In a late night session on Tuesday city council passed a package of cuts that will affect 230 city workers and result in the layoff of more than 100 employees.

While the exact positions and departments have not been made public, Mayor Naheed Nenshi said the layoffs would be proportional to cuts and would begin 'soonish.'

The three largest cuts are to Calgary Transit ($9 million), police ($7 million) and fire and emergency services ($7million).

"The cuts that we made today are effective for the rest of the year. So we’ll have to see those service reductions happen quite quickly or we will not be able to achieve the savings for the rest of the year," said Nenshi.

The majority of the cuts to transit are in management and there is also a cut of about 88,000 service hours.

"I don’t believe that there are any routes being cancelled, but you are going to see a little bit more spacing between trains and buses, particularly in off peak hours," said Nenshi.

Donna Ball lives in the downtown core and relies on Access Calgary to get her to appointments. Despite needing a scooter to get around, she’s new to the service. "At first] They told me I could have it in the winter or when it rained or something, when it was icy. [Recently] they’ve told me i could take it all the time."

"But I only want it for when i went to the doctor. I have to go to the Rockyview Hospital and it costs a lot of money to take a taxi that far."

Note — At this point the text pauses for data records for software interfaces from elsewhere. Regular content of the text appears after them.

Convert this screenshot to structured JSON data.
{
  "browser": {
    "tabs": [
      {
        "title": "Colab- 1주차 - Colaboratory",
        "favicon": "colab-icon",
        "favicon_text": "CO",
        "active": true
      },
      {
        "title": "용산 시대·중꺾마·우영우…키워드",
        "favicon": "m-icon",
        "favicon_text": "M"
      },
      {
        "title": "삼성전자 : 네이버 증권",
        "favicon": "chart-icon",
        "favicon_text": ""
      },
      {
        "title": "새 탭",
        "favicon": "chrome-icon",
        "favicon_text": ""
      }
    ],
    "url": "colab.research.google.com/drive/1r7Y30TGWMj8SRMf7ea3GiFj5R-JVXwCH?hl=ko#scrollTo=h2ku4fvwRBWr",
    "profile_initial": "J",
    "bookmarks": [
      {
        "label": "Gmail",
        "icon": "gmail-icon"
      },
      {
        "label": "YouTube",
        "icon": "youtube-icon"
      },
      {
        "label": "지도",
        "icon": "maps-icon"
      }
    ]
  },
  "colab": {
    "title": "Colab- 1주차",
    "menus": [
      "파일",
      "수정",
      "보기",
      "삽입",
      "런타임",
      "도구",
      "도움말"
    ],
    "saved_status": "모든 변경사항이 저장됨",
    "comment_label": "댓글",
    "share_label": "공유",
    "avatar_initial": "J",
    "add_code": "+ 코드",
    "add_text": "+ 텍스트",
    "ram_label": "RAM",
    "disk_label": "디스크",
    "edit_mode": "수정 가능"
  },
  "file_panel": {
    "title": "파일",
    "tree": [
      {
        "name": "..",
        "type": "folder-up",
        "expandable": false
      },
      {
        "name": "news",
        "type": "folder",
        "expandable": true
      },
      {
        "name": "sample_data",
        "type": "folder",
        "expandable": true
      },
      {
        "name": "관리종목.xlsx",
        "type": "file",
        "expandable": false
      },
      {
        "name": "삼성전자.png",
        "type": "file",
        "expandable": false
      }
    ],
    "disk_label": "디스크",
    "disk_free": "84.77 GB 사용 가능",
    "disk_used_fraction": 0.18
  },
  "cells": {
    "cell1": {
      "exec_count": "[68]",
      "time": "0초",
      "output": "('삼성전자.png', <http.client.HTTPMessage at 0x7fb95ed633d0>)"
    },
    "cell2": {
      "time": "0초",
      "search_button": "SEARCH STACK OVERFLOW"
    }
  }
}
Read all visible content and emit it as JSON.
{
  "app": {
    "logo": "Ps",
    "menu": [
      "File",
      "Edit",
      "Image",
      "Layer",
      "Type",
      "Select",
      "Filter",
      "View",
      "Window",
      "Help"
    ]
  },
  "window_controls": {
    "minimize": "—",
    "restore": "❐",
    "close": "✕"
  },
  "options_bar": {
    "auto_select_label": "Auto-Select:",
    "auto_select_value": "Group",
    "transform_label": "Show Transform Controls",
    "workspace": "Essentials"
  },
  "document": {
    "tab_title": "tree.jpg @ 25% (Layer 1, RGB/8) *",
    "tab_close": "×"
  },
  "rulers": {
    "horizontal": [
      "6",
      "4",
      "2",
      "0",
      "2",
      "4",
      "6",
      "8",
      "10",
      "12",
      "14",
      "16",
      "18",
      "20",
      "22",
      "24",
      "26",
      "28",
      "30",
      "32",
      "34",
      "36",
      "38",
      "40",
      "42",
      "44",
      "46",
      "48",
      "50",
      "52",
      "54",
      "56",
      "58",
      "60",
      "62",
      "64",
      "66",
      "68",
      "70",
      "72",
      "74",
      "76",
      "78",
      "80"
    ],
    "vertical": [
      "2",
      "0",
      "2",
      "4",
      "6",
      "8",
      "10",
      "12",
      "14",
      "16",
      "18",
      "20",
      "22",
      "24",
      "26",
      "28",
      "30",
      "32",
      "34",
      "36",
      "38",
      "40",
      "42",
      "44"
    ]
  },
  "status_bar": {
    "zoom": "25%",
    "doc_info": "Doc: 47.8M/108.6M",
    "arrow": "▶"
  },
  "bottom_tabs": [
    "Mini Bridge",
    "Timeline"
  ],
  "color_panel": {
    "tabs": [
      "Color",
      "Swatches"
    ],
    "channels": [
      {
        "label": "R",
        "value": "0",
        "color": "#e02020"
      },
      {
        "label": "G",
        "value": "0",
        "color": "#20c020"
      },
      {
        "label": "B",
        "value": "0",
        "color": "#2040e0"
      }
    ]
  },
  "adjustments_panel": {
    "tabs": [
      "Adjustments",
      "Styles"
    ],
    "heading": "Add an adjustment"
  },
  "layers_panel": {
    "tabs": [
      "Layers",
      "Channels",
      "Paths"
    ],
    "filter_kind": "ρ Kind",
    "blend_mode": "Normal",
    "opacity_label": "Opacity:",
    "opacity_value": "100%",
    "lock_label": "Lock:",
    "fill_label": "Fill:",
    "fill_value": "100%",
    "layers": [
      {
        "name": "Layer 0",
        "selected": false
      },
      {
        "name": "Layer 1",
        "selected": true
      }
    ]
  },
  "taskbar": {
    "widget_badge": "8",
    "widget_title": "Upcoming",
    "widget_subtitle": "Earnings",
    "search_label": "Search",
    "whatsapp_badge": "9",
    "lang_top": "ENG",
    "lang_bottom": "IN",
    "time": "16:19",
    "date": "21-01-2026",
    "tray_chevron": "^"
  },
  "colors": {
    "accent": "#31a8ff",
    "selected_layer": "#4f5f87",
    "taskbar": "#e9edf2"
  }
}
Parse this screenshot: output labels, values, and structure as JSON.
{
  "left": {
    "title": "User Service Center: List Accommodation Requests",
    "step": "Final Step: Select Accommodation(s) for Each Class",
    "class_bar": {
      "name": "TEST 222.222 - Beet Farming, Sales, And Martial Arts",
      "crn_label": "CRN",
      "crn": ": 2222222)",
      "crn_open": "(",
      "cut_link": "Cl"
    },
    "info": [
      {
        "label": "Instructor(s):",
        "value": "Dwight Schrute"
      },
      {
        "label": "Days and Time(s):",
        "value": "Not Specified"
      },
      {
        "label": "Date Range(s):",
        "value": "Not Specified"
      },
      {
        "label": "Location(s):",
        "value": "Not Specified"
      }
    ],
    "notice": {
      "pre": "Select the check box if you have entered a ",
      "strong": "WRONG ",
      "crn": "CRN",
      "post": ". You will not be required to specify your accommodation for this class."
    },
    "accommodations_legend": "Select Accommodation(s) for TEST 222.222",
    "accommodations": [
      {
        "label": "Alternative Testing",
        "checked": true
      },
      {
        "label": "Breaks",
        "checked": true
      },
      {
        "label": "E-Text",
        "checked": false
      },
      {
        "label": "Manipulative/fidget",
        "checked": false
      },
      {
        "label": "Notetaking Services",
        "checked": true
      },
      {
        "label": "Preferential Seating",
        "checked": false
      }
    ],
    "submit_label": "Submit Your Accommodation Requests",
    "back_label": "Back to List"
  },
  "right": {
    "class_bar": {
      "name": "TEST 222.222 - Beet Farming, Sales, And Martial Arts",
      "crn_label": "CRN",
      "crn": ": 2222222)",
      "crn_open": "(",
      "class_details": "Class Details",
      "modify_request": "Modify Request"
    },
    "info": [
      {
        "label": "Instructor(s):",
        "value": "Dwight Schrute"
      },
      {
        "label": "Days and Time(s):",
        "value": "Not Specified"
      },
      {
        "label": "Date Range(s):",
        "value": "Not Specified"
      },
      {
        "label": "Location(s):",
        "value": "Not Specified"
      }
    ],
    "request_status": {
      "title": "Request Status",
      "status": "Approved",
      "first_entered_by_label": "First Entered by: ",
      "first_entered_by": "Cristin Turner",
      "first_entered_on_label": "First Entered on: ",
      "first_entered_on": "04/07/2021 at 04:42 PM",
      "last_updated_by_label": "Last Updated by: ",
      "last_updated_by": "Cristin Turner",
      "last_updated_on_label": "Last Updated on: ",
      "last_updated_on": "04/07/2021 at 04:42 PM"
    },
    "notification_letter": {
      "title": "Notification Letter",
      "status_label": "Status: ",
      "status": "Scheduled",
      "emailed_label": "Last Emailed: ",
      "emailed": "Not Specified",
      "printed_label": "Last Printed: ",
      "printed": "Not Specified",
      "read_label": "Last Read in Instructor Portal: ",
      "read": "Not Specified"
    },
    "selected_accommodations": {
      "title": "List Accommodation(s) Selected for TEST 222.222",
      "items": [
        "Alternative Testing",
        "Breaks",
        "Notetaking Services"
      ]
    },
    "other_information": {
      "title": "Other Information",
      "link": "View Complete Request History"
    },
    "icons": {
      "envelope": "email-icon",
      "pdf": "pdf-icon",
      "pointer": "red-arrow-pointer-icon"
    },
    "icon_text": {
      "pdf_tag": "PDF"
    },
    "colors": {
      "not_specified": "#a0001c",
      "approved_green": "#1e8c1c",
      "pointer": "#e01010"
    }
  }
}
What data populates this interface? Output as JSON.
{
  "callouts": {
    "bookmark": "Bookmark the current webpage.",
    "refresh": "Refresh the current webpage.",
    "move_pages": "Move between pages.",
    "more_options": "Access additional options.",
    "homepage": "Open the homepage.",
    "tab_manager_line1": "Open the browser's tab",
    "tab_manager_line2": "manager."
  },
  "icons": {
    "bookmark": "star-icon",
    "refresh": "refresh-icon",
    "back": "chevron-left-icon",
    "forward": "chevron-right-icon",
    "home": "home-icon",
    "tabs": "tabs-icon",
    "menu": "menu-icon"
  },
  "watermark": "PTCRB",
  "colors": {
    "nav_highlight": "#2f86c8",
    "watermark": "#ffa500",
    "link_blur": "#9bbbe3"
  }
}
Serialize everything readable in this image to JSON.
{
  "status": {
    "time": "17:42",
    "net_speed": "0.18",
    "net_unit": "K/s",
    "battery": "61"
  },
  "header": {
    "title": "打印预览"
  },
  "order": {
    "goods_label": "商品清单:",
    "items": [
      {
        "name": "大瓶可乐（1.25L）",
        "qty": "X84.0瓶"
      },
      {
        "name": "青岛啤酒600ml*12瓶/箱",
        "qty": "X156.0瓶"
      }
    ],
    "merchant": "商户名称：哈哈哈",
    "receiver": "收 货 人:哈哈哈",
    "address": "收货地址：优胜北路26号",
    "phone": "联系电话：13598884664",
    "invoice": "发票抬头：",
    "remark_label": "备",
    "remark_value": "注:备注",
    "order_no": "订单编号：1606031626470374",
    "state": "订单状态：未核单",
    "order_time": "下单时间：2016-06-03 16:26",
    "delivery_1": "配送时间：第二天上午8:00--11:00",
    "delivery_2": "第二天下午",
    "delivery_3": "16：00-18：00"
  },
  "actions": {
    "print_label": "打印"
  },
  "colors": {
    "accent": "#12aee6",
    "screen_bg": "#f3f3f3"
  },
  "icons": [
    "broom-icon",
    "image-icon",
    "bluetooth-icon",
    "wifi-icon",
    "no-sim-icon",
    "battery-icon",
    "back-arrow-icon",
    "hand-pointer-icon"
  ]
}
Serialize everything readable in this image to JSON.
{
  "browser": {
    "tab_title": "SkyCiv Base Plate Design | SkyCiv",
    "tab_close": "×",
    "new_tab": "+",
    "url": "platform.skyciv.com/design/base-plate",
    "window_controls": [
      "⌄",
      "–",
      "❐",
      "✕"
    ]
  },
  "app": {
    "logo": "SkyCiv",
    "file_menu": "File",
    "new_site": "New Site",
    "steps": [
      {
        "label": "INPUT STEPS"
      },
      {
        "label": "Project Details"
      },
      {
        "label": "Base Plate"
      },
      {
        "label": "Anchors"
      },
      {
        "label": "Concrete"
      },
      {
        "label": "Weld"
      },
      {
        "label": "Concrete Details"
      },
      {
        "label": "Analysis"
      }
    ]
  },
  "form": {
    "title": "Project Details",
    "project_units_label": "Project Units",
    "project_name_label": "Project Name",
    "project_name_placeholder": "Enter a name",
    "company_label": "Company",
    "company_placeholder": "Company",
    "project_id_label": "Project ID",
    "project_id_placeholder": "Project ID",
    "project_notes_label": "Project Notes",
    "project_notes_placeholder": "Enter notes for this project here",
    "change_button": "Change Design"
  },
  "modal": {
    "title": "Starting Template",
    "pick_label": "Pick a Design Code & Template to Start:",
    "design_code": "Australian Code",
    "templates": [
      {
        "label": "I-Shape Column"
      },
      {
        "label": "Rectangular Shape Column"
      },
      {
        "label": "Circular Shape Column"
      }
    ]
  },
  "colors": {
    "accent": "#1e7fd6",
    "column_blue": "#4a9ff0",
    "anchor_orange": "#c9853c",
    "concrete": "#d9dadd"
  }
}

Rev. Anna Greenwood-Lee is an Anglican priest and head of the Calgary Alliance for the Common Good. She says no matter what council says about doing the least harm to the vulnerable, the cuts in service will never affect Calgarians equally. "They say they are cutting underperforming routes, and what that usually means is routes out into suburbs and lower income neighbourhoods late at night," said Greenwood-Lee. "If you think about who’s on those buses, it’s not middle class people coming back from dinner parties, it’s shift workers who rely on transit to get home after their one or two shifts at their one or two jobs that day."

"We really need to think about who that’s going to affect and what other options they have."

Calgary Police Commission chair Brian Thiessen said the cuts will be tough to absorb, but will not result in the loss of any frontline officers.

“We are concerned about the future of the Calgary Police Service,” said Thiessen in a presentation to council ahead of the decision.

“This reduction will have impacts on the organization. It can only be achieved by reducing training and equipment, permanently eliminating the auxiliary cadet program with 50 part-time positions, reducing the number of management positions, putting a freeze on civilian positions, reducing the capacity to invest in technology and supports to solve crime.”

As part of the cuts, a Calgary Fire Department pilot program will be cancelled. An SUV loaded with medical supplies was being sent to respond to some medical calls but now a fire truck will be dispatched instead. It is a change that saves on staffing and equipment costs without changing the qualifications of first responders.

"The medical response unit out of 1 Station downtown did 2,900 calls last year. That means that engine in number 1 station is going to have to pick up the majority of those calls," said Mike Henson, president of the Calgary Firefighters Association. "Number 1's engine will not be available to respond to building alarms, fire calls, car accidents because it will be doing medical calls that is has to pick up."

Two fitness facilities were also among the cuts but council put in $800,000 in one-time money until they can more closely study the impact of the pending closures.

Those closures will likely go ahead next year but the exact facilities have not been identified publicly.

Despite the blowback and the admittedly 'terrible' optics of the cuts package coming hot on the heels of a $550 million new arena deal, the mayor says the process is an important one and that the money comes from different, and legally separated, parts of the budget.

“Doing $60 million in the middle of the budget year was not my choice, it was council’s ultimate wisdom to go ahead and do that, but I’m going to suggest to you that looking for those efficiencies and setting those targets is something we need to continuously do,” said Nenshi.